EXERCISE DIRECTIONS: Report, as a number alone, how many lines below contain the string "meta".

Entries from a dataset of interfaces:
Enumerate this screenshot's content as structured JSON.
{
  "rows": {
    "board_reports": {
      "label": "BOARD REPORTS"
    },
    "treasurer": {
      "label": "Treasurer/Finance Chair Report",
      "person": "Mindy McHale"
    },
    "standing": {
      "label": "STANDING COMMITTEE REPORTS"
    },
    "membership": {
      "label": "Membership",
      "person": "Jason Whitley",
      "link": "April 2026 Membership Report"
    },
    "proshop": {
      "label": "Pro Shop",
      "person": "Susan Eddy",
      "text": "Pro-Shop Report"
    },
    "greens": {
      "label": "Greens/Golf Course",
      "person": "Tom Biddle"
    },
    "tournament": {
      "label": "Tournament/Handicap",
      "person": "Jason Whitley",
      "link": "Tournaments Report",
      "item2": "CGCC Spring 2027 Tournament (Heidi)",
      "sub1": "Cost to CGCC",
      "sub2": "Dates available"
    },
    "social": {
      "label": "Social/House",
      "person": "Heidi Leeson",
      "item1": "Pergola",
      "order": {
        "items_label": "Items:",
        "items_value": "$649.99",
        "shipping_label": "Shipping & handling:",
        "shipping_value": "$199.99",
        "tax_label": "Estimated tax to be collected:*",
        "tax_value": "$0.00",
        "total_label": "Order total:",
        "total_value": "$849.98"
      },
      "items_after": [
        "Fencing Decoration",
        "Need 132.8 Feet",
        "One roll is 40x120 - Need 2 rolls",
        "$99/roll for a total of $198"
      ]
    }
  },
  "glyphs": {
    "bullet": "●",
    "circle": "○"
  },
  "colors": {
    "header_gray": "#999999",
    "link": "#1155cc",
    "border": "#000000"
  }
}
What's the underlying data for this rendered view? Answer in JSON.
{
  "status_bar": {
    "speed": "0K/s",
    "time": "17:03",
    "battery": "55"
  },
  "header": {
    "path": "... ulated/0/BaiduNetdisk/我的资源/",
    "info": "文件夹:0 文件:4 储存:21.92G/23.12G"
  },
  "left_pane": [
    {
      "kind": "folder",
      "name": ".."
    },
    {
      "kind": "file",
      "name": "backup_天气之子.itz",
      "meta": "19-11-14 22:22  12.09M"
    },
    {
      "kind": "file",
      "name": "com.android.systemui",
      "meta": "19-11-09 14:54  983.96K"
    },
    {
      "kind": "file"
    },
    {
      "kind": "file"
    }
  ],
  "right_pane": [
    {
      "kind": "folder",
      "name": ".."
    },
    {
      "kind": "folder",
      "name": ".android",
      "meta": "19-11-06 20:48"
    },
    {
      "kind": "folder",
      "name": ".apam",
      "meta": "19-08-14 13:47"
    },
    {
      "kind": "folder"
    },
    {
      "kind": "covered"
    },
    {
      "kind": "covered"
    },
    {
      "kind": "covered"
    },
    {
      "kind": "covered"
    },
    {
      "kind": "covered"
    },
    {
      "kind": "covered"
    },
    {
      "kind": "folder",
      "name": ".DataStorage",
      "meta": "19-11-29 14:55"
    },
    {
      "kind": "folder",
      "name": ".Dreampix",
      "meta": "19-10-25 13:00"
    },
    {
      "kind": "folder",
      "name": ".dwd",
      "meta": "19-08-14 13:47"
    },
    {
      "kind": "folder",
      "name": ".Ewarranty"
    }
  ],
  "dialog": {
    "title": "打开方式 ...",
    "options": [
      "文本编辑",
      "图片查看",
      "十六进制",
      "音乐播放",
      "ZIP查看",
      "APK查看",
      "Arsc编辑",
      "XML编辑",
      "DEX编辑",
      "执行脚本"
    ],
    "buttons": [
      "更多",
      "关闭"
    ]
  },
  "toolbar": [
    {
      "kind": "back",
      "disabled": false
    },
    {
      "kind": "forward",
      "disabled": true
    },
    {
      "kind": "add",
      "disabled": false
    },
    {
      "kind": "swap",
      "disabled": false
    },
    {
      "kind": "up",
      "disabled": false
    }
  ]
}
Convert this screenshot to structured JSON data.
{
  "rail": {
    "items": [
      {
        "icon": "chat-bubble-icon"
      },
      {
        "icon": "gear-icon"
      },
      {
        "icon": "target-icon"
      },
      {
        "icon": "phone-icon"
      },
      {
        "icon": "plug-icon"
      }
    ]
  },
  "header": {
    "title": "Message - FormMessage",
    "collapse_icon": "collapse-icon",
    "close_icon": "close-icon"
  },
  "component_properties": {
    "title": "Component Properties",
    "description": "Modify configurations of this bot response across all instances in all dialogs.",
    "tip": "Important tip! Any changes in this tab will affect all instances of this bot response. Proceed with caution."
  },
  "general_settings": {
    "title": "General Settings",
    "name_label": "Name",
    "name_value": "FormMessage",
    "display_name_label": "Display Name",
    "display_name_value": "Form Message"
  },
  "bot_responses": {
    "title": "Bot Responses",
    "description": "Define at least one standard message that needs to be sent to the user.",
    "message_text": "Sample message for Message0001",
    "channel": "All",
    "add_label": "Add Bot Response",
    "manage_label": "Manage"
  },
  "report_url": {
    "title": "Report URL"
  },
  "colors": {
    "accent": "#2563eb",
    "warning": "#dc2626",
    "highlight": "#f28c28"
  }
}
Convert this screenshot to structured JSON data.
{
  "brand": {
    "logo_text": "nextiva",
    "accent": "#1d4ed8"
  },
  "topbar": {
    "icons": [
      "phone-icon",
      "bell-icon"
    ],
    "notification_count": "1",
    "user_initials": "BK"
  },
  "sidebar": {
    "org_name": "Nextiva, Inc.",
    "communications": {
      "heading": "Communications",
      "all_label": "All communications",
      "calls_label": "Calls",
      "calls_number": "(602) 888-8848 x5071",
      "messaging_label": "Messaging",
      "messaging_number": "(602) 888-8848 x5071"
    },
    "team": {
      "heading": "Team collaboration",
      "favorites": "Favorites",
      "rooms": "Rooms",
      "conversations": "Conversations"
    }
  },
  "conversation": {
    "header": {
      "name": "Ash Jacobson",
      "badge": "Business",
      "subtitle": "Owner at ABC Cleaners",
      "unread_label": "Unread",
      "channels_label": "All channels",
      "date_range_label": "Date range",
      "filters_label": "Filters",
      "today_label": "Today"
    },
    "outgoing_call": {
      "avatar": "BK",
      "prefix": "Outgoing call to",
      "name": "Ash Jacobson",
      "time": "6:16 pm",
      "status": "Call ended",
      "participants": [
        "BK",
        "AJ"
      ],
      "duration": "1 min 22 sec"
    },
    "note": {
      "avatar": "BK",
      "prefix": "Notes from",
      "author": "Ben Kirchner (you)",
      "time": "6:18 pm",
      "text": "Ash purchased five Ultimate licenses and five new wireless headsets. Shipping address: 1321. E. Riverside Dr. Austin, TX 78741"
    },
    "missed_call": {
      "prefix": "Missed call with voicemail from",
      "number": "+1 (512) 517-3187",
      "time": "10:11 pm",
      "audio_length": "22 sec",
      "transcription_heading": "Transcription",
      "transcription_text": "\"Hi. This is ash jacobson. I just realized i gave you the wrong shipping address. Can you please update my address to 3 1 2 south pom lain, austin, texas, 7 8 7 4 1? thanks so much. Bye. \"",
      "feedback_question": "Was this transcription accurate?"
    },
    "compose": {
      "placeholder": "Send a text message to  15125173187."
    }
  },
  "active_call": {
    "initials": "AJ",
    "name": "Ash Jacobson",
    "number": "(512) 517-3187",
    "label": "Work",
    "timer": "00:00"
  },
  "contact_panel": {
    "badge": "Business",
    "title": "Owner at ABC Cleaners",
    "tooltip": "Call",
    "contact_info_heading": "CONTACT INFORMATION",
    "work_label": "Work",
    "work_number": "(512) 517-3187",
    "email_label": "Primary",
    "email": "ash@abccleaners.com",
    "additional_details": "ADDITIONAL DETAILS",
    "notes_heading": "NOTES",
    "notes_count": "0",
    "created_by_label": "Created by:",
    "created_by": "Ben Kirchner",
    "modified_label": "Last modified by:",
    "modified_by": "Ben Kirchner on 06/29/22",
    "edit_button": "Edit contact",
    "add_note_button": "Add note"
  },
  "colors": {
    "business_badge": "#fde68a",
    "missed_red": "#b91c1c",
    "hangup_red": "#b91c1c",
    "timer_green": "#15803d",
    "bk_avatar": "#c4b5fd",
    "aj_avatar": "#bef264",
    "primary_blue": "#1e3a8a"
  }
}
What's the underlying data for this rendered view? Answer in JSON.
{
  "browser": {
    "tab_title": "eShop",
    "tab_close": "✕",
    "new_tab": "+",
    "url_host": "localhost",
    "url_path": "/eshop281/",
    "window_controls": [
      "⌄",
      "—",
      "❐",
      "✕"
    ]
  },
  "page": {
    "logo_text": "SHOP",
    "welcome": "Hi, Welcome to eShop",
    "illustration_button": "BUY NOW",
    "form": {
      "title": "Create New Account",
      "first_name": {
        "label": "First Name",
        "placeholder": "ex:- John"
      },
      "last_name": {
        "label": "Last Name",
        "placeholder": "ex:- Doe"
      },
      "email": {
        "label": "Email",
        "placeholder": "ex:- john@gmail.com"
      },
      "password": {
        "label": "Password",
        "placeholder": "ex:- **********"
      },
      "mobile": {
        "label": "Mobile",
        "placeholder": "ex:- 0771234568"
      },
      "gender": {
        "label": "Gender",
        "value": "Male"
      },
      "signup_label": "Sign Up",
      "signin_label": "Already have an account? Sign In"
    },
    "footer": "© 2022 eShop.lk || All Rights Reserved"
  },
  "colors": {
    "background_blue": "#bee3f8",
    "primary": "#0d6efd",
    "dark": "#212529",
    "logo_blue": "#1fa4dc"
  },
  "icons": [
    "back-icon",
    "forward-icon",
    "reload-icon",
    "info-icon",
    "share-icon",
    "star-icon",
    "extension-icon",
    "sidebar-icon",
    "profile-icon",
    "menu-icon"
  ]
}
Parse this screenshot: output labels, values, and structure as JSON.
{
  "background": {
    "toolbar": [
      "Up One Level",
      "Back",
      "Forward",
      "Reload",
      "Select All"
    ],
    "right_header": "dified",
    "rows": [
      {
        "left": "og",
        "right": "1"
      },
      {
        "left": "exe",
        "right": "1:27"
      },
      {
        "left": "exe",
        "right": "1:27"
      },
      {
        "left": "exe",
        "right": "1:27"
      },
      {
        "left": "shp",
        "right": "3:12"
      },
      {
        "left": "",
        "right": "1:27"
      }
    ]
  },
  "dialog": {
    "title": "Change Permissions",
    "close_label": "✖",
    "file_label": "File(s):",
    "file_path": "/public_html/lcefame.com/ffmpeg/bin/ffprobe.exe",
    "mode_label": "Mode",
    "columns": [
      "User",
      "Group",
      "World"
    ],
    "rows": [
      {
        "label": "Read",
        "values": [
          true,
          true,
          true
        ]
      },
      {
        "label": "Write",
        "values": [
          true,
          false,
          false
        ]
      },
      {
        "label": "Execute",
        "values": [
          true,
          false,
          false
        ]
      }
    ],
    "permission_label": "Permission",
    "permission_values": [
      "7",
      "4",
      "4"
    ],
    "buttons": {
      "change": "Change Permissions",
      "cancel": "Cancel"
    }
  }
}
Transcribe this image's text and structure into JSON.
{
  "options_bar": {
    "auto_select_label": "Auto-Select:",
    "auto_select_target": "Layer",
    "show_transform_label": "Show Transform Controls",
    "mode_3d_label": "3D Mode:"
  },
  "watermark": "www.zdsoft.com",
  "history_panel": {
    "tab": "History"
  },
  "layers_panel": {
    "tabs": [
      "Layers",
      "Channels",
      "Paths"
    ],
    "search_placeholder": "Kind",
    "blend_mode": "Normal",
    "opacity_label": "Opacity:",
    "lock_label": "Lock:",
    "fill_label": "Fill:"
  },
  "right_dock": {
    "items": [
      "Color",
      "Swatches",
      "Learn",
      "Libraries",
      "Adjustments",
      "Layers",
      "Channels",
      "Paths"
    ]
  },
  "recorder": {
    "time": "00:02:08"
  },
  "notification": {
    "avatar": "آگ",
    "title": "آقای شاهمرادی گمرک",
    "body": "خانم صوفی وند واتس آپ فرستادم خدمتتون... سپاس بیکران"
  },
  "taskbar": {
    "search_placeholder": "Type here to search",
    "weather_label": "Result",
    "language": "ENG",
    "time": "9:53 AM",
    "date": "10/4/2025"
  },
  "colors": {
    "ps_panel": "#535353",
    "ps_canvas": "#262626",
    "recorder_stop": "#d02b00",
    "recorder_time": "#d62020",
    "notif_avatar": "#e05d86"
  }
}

ANSWER TO THE EXERCISE: 7